New York-based plant coach and apartment farmer Nick Cutsumpas is on a mission to help people create their own green spaces and make the world a more sustainable place. Here, he clears up any confusion about plant dormancy: what it is, what it means for your plant, and why you shouldn’t freak out if it happens to your houseplants.
What the heck is dormancy and why isn’t my plant growing anymore?
I get this question once a week during the winter season, and it is a tricky concept to tackle with most clients. Living in NYC, we have four distinct seasons that affect our plant care routines, and if you go down Google’s plant care drainage hole, you will be overwhelmed with information about how terrible dormancy is. That being said, before we completely change up our plant care during the cooler months, it is important to understand what dormancy actually is.
In layman’s terms, dormancy is a period of rest when the plant is preparing for spring. The most common sign of dormancy is a deciduous tree losing its leaves in autumn. The growth phase is over, and like airplanes parked in their hangars, the buds wait patiently for clearance to take off in Spring. Dormancy is essentially a plant’s form of hibernation when food (aka light) and warm temperatures are less abundant.
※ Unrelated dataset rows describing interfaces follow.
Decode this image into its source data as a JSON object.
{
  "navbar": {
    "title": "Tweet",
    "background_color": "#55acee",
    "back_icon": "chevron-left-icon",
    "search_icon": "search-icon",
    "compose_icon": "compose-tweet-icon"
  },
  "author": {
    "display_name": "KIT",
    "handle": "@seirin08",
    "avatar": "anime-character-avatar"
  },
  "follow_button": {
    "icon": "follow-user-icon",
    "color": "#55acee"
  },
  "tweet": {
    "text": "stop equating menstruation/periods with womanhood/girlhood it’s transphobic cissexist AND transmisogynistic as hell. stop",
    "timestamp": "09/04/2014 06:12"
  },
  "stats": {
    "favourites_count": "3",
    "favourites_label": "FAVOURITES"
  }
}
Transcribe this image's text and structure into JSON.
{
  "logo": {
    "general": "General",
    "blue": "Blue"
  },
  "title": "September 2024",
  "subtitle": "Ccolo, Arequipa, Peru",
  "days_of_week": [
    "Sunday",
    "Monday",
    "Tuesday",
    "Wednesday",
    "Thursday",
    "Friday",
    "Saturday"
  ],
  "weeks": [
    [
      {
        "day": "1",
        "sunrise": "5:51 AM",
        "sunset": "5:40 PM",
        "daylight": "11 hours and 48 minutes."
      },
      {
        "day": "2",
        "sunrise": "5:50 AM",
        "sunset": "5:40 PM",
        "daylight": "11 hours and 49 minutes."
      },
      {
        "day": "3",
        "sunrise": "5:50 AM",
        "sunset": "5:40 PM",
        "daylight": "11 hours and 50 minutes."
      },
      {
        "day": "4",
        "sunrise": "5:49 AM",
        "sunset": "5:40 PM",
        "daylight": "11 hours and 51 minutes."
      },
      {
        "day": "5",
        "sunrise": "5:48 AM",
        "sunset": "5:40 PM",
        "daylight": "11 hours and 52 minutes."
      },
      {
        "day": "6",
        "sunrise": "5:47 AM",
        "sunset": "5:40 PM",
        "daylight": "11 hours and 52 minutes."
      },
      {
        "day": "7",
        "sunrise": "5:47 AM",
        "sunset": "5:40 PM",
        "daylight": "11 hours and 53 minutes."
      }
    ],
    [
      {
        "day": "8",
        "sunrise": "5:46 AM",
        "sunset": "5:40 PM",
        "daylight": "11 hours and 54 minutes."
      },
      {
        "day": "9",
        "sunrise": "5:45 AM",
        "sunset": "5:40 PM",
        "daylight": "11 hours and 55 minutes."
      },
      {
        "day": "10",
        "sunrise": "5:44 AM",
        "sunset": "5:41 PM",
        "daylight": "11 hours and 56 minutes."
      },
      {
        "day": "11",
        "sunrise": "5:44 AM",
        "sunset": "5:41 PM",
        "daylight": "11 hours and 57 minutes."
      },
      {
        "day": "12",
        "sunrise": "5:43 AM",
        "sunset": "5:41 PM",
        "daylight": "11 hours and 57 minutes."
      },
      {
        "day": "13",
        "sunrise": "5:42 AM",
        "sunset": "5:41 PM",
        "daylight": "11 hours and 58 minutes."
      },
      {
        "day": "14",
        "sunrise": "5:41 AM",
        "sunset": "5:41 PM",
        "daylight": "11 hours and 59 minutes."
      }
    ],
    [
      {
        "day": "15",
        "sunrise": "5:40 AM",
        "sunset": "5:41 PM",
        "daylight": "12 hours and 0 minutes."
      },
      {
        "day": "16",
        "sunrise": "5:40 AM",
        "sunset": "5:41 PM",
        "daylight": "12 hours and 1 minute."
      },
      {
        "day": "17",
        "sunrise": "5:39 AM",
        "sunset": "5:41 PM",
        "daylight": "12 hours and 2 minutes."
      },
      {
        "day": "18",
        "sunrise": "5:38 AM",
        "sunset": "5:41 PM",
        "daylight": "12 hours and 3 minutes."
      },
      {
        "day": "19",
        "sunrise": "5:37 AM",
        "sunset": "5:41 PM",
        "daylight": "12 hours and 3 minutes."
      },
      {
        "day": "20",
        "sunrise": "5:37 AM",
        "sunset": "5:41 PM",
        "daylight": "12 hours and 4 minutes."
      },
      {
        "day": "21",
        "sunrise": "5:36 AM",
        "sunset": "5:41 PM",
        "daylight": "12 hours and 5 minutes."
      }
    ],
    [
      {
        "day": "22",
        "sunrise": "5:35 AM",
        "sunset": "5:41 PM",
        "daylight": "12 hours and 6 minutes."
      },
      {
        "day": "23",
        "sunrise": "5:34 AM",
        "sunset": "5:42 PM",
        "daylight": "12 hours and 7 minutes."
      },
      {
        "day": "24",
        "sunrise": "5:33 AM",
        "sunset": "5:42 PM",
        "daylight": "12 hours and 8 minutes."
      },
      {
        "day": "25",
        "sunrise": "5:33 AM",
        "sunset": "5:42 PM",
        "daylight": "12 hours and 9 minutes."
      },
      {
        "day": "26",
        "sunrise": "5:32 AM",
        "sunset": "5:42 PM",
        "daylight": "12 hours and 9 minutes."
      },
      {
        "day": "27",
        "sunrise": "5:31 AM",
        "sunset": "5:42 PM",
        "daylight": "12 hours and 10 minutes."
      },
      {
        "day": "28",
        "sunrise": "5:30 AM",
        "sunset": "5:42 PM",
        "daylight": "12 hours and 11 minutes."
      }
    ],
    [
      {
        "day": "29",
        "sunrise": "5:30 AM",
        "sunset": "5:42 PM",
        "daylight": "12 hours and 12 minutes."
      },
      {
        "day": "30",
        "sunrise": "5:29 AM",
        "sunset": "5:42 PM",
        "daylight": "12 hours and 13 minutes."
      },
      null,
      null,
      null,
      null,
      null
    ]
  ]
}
However, the same principle does not always apply to our houseplants. Many of our houseplants originate from more temperate or tropical environments where seasonal swings are less volatile. Their growth may slow in the cooler seasons, but for the most part they are still capable of growth if treated to the proper conditions. My monstera puts leaves out all year long and many of my other plants are still growing but just at a slower pace. My FLF (Fiddle Leaf Fig) is the only plant in my collection that takes a break in winter but it comes back with a vengeance in April. If your plant lost all of its leaves this winter and you’ve attributed it to dormancy, then you’re probably in denial 😉
With this new understanding of what dormancy is and isn’t, it is integral that we avoid overreacting to our plant’s changed behavior. I don’t alter my routine significantly in winter and it is always my goal to provide as consistent of an environment as possible. The key is listening to what the plants are showing you, and I’m not afraid to do something unconventional like fertilize in winter if my plant is showing signs of a nutrient deficiency.
It is also wise to learn how to identify what other factors may be affecting its growth in winter. Changes in temperature due to drafts and dry heat, lack of humidity and a new location in your space can all inhibit your plant’s performance, and too often we mistakenly attribute this to the dreaded dormancy. Listen first, react second.
At the end of the day, we expect WAY too much from our plants. We expect constant growth. We expect lush leaves 24/7. We expect them to adapt to our lifestyle and plant care abilities. We expect perfection.
But this is not reality. Yellowing older leaves are normal. Slower growth is normal. Nature is normal. It will test your patience and impulsivity, but we have to respect the plant process. The moral of the story? Don’t demonize dormancy.